It is possible that I am disappointed in it because of the genre confusion.  It is, as it turns out, more of a crime/detective novel… something like Coben, but not nearly as good.  There is nothing like wetting your whistle for a tall glass of icy sweet tea, only to guzzle down lukewarm pickle juice instead.  So the fact I was geared up for some Clive and got Coben-knock-off didn’t help.  But… that wasn’t all.

As I read along, there were ways that Dekker wrote than just annoyed me.  Choices in words and phrases, as well as the way he stretched credulity beyond its snapping point.  By the end of the novel, I honestly didn’t know if the bad guy was going to win, not because his snazzy and clever writing, but because “Hell, at this point, anything’s possible.”  Honestly.  The Iraqi boneman takes Ryan, then the Texas BoneMan takes his daughter… and then that final connection between the serial killer and Ryan’s daughter was too much.  It made my “willing suspension of disbelief” impossible to maintain.
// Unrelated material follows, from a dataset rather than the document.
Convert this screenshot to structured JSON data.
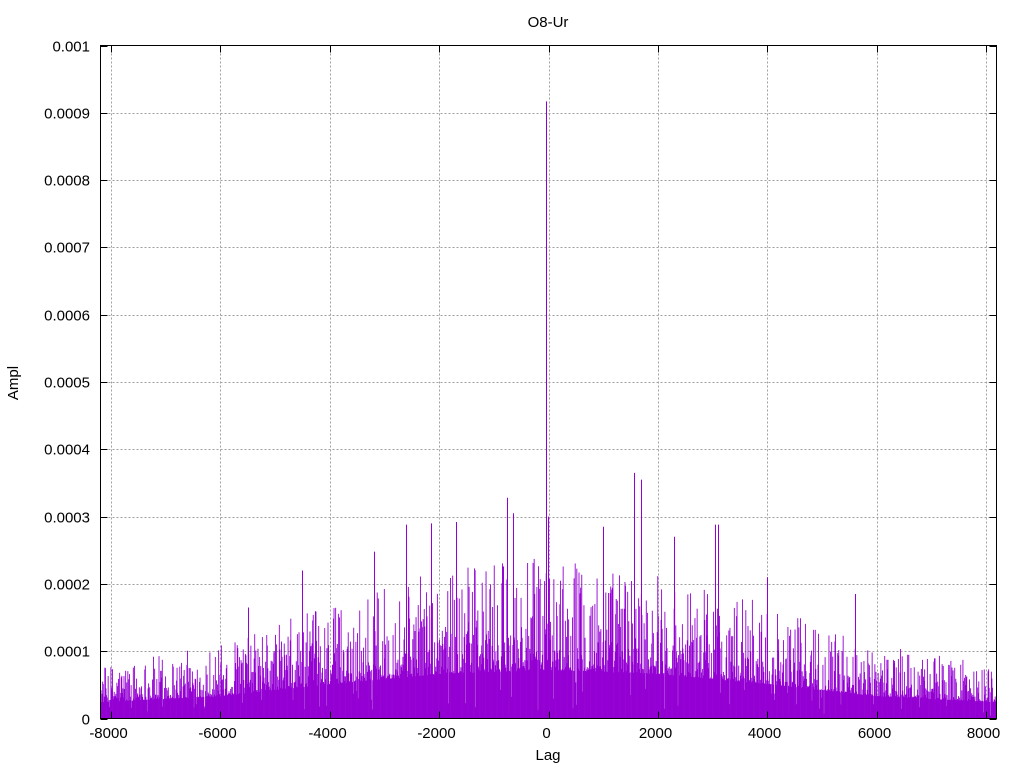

Add to that the complete lack of character development, or believable motives, or any reason I’d feel any sympathy for any of them.  By the end of the book I was hoping BoneMan would kill Ryan, the detectives, the publisher, me… Dekker, even.  Just get it over with!  End my misery!  Kill me now so I don’t have to finish!

A positive thing to say about it… Dean Koontz can sleep well knowing he’s not my least favorite author anymore.  Also, Dekker does present a fascinating moral dilemma.  How far would you go to protect your child?  Would you be willing to let another die in your child’s place?  Would you be willing to kill innocent people to save them?  I’ve found myself returning to this concept long after putting the book down. 

I give BoneMan’s Daughters by Ted Dekker 2 out of 5 stars.